Required work:
Please return the records below exactly as they stand.

Dataset items:
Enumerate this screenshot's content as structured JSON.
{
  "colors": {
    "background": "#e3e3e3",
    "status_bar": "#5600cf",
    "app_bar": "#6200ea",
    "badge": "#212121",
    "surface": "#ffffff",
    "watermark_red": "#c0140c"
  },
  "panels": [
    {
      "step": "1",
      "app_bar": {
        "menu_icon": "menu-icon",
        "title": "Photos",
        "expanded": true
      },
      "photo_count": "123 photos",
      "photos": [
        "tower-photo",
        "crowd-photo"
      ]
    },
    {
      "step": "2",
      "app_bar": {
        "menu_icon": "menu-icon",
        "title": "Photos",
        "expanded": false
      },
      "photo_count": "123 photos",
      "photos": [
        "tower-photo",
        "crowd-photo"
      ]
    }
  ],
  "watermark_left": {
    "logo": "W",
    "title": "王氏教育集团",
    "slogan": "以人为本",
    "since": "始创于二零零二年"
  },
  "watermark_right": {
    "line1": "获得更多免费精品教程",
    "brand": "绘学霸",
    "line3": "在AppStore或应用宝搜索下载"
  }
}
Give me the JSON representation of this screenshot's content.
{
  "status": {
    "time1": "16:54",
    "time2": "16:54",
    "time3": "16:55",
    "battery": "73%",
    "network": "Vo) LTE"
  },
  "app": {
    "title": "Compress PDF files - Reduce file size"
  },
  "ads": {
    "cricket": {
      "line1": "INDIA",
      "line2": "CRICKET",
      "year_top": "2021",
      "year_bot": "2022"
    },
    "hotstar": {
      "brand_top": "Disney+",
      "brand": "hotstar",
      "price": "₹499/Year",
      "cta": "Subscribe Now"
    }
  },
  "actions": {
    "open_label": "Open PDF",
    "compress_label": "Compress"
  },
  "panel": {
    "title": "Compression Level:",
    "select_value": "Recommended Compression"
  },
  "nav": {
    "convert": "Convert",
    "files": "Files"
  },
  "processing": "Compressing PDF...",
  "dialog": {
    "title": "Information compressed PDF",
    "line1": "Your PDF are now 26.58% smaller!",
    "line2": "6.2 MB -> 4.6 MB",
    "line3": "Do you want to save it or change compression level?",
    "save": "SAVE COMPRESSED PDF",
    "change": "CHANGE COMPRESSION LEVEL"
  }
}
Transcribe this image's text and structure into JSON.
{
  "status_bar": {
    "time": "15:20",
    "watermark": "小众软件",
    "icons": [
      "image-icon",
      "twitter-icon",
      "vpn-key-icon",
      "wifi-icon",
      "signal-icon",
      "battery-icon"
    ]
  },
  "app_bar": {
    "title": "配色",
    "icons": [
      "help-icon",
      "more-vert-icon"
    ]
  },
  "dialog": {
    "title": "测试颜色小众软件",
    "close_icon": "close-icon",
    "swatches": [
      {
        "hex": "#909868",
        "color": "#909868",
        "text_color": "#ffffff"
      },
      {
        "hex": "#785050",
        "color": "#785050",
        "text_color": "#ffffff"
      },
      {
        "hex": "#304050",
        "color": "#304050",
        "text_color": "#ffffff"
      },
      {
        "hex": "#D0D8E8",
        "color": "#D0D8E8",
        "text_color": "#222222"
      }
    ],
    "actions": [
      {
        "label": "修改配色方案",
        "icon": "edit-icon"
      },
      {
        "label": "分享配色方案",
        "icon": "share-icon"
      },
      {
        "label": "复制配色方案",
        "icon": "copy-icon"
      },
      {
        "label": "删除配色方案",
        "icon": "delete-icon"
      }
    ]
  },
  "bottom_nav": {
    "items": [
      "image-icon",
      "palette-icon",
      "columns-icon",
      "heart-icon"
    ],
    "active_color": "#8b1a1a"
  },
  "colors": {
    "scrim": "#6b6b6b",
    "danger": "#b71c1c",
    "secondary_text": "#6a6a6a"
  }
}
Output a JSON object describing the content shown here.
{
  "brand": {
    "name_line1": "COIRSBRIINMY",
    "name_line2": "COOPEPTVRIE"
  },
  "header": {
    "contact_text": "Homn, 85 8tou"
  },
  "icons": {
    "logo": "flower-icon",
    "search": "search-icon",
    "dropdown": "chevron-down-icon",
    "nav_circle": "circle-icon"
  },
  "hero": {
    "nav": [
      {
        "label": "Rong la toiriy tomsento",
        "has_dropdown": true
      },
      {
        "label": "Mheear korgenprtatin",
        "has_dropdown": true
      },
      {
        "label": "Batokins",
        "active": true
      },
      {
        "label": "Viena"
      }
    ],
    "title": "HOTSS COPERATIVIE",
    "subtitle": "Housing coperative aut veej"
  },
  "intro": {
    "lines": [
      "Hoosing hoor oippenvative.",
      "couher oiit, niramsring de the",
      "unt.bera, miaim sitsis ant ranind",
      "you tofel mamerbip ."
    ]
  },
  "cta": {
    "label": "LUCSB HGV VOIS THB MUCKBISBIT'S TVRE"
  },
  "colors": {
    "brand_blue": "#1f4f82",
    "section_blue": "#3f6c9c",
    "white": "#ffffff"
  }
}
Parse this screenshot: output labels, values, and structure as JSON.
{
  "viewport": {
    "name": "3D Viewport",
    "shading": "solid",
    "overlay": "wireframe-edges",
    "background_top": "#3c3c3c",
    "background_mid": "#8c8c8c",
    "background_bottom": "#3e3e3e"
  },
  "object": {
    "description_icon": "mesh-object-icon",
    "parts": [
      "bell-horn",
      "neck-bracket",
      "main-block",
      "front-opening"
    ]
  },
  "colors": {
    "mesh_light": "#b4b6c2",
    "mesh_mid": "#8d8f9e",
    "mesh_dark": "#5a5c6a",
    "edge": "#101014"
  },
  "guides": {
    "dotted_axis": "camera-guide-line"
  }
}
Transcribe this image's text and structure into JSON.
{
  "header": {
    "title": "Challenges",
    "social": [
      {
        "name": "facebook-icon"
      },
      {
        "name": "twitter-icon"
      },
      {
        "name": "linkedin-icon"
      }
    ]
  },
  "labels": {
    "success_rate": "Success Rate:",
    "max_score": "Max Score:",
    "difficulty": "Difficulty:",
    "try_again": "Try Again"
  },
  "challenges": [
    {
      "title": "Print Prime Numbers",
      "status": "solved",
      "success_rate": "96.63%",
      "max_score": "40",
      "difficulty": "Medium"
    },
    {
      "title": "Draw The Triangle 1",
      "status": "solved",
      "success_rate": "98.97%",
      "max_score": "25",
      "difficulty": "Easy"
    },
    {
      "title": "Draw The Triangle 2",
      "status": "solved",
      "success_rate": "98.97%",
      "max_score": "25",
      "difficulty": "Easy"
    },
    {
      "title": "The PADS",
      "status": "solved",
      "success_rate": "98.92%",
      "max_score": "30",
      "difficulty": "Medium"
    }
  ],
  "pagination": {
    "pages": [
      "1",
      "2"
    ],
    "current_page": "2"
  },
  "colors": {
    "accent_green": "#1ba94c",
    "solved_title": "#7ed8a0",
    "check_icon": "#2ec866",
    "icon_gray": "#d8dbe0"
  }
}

Response to this task:
Enumerate this screenshot's content as structured JSON.
{
  "colors": {
    "background": "#e3e3e3",
    "status_bar": "#5600cf",
    "app_bar": "#6200ea",
    "badge": "#212121",
    "surface": "#ffffff",
    "watermark_red": "#c0140c"
  },
  "panels": [
    {
      "step": "1",
      "app_bar": {
        "menu_icon": "menu-icon",
        "title": "Photos",
        "expanded": true
      },
      "photo_count": "123 photos",
      "photos": [
        "tower-photo",
        "crowd-photo"
      ]
    },
    {
      "step": "2",
      "app_bar": {
        "menu_icon": "menu-icon",
        "title": "Photos",
        "expanded": false
      },
      "photo_count": "123 photos",
      "photos": [
        "tower-photo",
        "crowd-photo"
      ]
    }
  ],
  "watermark_left": {
    "logo": "W",
    "title": "王氏教育集团",
    "slogan": "以人为本",
    "since": "始创于二零零二年"
  },
  "watermark_right": {
    "line1": "获得更多免费精品教程",
    "brand": "绘学霸",
    "line3": "在AppStore或应用宝搜索下载"
  }
}
Give me the JSON representation of this screenshot's content.
{
  "status": {
    "time1": "16:54",
    "time2": "16:54",
    "time3": "16:55",
    "battery": "73%",
    "network": "Vo) LTE"
  },
  "app": {
    "title": "Compress PDF files - Reduce file size"
  },
  "ads": {
    "cricket": {
      "line1": "INDIA",
      "line2": "CRICKET",
      "year_top": "2021",
      "year_bot": "2022"
    },
    "hotstar": {
      "brand_top": "Disney+",
      "brand": "hotstar",
      "price": "₹499/Year",
      "cta": "Subscribe Now"
    }
  },
  "actions": {
    "open_label": "Open PDF",
    "compress_label": "Compress"
  },
  "panel": {
    "title": "Compression Level:",
    "select_value": "Recommended Compression"
  },
  "nav": {
    "convert": "Convert",
    "files": "Files"
  },
  "processing": "Compressing PDF...",
  "dialog": {
    "title": "Information compressed PDF",
    "line1": "Your PDF are now 26.58% smaller!",
    "line2": "6.2 MB -> 4.6 MB",
    "line3": "Do you want to save it or change compression level?",
    "save": "SAVE COMPRESSED PDF",
    "change": "CHANGE COMPRESSION LEVEL"
  }
}
Transcribe this image's text and structure into JSON.
{
  "status_bar": {
    "time": "15:20",
    "watermark": "小众软件",
    "icons": [
      "image-icon",
      "twitter-icon",
      "vpn-key-icon",
      "wifi-icon",
      "signal-icon",
      "battery-icon"
    ]
  },
  "app_bar": {
    "title": "配色",
    "icons": [
      "help-icon",
      "more-vert-icon"
    ]
  },
  "dialog": {
    "title": "测试颜色小众软件",
    "close_icon": "close-icon",
    "swatches": [
      {
        "hex": "#909868",
        "color": "#909868",
        "text_color": "#ffffff"
      },
      {
        "hex": "#785050",
        "color": "#785050",
        "text_color": "#ffffff"
      },
      {
        "hex": "#304050",
        "color": "#304050",
        "text_color": "#ffffff"
      },
      {
        "hex": "#D0D8E8",
        "color": "#D0D8E8",
        "text_color": "#222222"
      }
    ],
    "actions": [
      {
        "label": "修改配色方案",
        "icon": "edit-icon"
      },
      {
        "label": "分享配色方案",
        "icon": "share-icon"
      },
      {
        "label": "复制配色方案",
        "icon": "copy-icon"
      },
      {
        "label": "删除配色方案",
        "icon": "delete-icon"
      }
    ]
  },
  "bottom_nav": {
    "items": [
      "image-icon",
      "palette-icon",
      "columns-icon",
      "heart-icon"
    ],
    "active_color": "#8b1a1a"
  },
  "colors": {
    "scrim": "#6b6b6b",
    "danger": "#b71c1c",
    "secondary_text": "#6a6a6a"
  }
}
Output a JSON object describing the content shown here.
{
  "brand": {
    "name_line1": "COIRSBRIINMY",
    "name_line2": "COOPEPTVRIE"
  },
  "header": {
    "contact_text": "Homn, 85 8tou"
  },
  "icons": {
    "logo": "flower-icon",
    "search": "search-icon",
    "dropdown": "chevron-down-icon",
    "nav_circle": "circle-icon"
  },
  "hero": {
    "nav": [
      {
        "label": "Rong la toiriy tomsento",
        "has_dropdown": true
      },
      {
        "label": "Mheear korgenprtatin",
        "has_dropdown": true
      },
      {
        "label": "Batokins",
        "active": true
      },
      {
        "label": "Viena"
      }
    ],
    "title": "HOTSS COPERATIVIE",
    "subtitle": "Housing coperative aut veej"
  },
  "intro": {
    "lines": [
      "Hoosing hoor oippenvative.",
      "couher oiit, niramsring de the",
      "unt.bera, miaim sitsis ant ranind",
      "you tofel mamerbip ."
    ]
  },
  "cta": {
    "label": "LUCSB HGV VOIS THB MUCKBISBIT'S TVRE"
  },
  "colors": {
    "brand_blue": "#1f4f82",
    "section_blue": "#3f6c9c",
    "white": "#ffffff"
  }
}
Parse this screenshot: output labels, values, and structure as JSON.
{
  "viewport": {
    "name": "3D Viewport",
    "shading": "solid",
    "overlay": "wireframe-edges",
    "background_top": "#3c3c3c",
    "background_mid": "#8c8c8c",
    "background_bottom": "#3e3e3e"
  },
  "object": {
    "description_icon": "mesh-object-icon",
    "parts": [
      "bell-horn",
      "neck-bracket",
      "main-block",
      "front-opening"
    ]
  },
  "colors": {
    "mesh_light": "#b4b6c2",
    "mesh_mid": "#8d8f9e",
    "mesh_dark": "#5a5c6a",
    "edge": "#101014"
  },
  "guides": {
    "dotted_axis": "camera-guide-line"
  }
}
Transcribe this image's text and structure into JSON.
{
  "header": {
    "title": "Challenges",
    "social": [
      {
        "name": "facebook-icon"
      },
      {
        "name": "twitter-icon"
      },
      {
        "name": "linkedin-icon"
      }
    ]
  },
  "labels": {
    "success_rate": "Success Rate:",
    "max_score": "Max Score:",
    "difficulty": "Difficulty:",
    "try_again": "Try Again"
  },
  "challenges": [
    {
      "title": "Print Prime Numbers",
      "status": "solved",
      "success_rate": "96.63%",
      "max_score": "40",
      "difficulty": "Medium"
    },
    {
      "title": "Draw The Triangle 1",
      "status": "solved",
      "success_rate": "98.97%",
      "max_score": "25",
      "difficulty": "Easy"
    },
    {
      "title": "Draw The Triangle 2",
      "status": "solved",
      "success_rate": "98.97%",
      "max_score": "25",
      "difficulty": "Easy"
    },
    {
      "title": "The PADS",
      "status": "solved",
      "success_rate": "98.92%",
      "max_score": "30",
      "difficulty": "Medium"
    }
  ],
  "pagination": {
    "pages": [
      "1",
      "2"
    ],
    "current_page": "2"
  },
  "colors": {
    "accent_green": "#1ba94c",
    "solved_title": "#7ed8a0",
    "check_icon": "#2ec866",
    "icon_gray": "#d8dbe0"
  }
}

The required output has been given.